YOUR OBJECTIVE: Among the lines of the records, find all that carry the word "Chrome" and copy them.

Records excerpted from a collection:
+++

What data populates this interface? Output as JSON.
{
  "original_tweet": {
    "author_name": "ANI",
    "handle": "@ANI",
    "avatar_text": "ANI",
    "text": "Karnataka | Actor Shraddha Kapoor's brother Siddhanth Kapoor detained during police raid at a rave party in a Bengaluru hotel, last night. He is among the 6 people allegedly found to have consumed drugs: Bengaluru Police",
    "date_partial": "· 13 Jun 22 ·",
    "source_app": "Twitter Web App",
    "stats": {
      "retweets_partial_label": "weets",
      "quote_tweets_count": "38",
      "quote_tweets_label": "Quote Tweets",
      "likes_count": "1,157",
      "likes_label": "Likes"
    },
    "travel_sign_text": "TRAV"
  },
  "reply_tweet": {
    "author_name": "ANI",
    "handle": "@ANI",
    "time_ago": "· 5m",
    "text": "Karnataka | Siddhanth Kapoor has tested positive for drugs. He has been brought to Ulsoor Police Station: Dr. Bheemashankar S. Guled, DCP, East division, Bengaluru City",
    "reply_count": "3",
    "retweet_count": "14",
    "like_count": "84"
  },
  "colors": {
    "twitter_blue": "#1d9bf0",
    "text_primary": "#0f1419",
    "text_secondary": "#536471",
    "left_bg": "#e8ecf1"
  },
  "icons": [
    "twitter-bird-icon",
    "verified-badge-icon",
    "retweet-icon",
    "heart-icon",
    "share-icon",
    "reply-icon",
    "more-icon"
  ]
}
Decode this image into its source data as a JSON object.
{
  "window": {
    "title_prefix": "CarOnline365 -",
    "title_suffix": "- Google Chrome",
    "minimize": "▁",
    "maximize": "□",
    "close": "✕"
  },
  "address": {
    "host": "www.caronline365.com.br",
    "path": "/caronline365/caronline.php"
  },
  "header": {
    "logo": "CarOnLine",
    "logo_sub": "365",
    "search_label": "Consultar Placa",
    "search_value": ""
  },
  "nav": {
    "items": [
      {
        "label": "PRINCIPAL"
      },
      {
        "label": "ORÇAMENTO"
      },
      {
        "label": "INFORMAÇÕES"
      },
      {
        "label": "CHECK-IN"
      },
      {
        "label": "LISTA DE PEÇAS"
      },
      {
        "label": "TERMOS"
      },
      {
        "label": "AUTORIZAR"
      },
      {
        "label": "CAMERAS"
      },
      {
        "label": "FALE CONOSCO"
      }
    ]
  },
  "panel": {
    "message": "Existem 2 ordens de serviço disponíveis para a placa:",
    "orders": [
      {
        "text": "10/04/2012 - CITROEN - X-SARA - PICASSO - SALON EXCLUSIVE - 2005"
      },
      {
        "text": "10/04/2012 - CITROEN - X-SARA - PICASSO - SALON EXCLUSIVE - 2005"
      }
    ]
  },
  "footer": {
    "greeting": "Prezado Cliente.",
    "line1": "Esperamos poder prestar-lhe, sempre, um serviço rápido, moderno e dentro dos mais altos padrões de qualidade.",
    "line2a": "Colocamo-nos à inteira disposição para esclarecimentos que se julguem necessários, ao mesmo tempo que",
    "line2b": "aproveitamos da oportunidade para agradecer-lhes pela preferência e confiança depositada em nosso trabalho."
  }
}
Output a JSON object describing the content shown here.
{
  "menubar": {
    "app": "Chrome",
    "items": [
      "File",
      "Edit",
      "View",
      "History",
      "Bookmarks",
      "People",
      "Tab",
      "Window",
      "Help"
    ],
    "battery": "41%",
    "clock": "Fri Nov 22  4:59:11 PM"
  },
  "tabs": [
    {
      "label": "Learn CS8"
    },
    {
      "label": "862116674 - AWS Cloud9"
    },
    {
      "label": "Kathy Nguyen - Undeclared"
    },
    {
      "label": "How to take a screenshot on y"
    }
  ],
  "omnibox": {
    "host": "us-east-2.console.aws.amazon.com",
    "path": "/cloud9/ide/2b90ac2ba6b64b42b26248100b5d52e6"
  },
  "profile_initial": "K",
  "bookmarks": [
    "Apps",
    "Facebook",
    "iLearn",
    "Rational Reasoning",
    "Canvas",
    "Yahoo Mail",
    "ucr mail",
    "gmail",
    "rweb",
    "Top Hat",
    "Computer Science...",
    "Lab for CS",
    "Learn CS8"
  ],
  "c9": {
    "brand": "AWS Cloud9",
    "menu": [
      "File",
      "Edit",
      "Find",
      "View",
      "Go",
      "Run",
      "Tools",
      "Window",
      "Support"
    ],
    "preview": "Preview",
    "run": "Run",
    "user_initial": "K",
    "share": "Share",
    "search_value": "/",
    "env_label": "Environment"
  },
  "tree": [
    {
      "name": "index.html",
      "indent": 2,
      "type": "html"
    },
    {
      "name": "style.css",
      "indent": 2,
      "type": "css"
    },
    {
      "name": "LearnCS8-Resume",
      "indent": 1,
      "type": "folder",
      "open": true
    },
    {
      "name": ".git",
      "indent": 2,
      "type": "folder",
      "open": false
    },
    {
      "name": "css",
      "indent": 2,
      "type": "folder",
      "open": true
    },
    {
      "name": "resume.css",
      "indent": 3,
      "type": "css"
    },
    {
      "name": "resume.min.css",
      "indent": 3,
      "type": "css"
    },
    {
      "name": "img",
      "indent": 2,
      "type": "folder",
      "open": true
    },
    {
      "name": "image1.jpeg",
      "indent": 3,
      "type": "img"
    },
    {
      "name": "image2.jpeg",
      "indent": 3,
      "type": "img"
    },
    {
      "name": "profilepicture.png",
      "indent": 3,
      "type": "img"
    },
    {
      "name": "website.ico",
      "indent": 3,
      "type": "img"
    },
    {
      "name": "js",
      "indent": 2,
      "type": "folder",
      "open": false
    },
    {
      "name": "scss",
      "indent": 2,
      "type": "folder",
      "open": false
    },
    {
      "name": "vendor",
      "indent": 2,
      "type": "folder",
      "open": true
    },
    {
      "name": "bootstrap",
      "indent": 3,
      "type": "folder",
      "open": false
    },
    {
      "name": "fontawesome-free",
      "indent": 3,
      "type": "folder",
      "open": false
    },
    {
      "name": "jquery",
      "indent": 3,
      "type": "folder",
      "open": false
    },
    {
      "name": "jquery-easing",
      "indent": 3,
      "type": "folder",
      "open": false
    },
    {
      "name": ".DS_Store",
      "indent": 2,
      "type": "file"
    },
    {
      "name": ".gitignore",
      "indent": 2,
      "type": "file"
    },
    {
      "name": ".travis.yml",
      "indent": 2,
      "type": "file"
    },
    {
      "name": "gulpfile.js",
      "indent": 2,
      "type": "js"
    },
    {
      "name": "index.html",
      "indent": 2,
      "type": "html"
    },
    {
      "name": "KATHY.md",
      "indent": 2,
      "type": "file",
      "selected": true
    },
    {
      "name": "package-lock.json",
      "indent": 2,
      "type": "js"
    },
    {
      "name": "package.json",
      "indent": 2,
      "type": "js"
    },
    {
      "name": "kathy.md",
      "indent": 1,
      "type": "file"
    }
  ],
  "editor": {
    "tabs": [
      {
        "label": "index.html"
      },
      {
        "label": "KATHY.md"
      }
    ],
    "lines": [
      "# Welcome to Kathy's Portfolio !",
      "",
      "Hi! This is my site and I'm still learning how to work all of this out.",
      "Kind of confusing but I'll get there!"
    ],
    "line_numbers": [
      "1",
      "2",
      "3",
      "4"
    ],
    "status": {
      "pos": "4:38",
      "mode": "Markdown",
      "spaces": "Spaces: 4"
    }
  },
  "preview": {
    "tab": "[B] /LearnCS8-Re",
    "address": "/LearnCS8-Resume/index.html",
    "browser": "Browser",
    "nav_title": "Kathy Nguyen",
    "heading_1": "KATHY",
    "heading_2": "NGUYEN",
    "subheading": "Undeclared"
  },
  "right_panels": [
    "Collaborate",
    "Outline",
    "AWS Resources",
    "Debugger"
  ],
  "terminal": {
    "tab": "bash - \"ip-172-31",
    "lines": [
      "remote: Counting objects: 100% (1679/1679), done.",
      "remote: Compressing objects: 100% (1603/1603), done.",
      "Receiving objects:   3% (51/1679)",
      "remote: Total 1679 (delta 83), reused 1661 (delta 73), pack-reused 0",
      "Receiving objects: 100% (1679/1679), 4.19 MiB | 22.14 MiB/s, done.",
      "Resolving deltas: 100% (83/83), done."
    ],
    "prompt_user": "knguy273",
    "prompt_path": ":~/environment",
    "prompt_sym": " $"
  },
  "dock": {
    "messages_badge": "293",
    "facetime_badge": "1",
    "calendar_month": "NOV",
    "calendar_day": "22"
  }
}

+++

RESULT BELOW:
    "title_suffix": "- Google Chrome",
    "app": "Chrome",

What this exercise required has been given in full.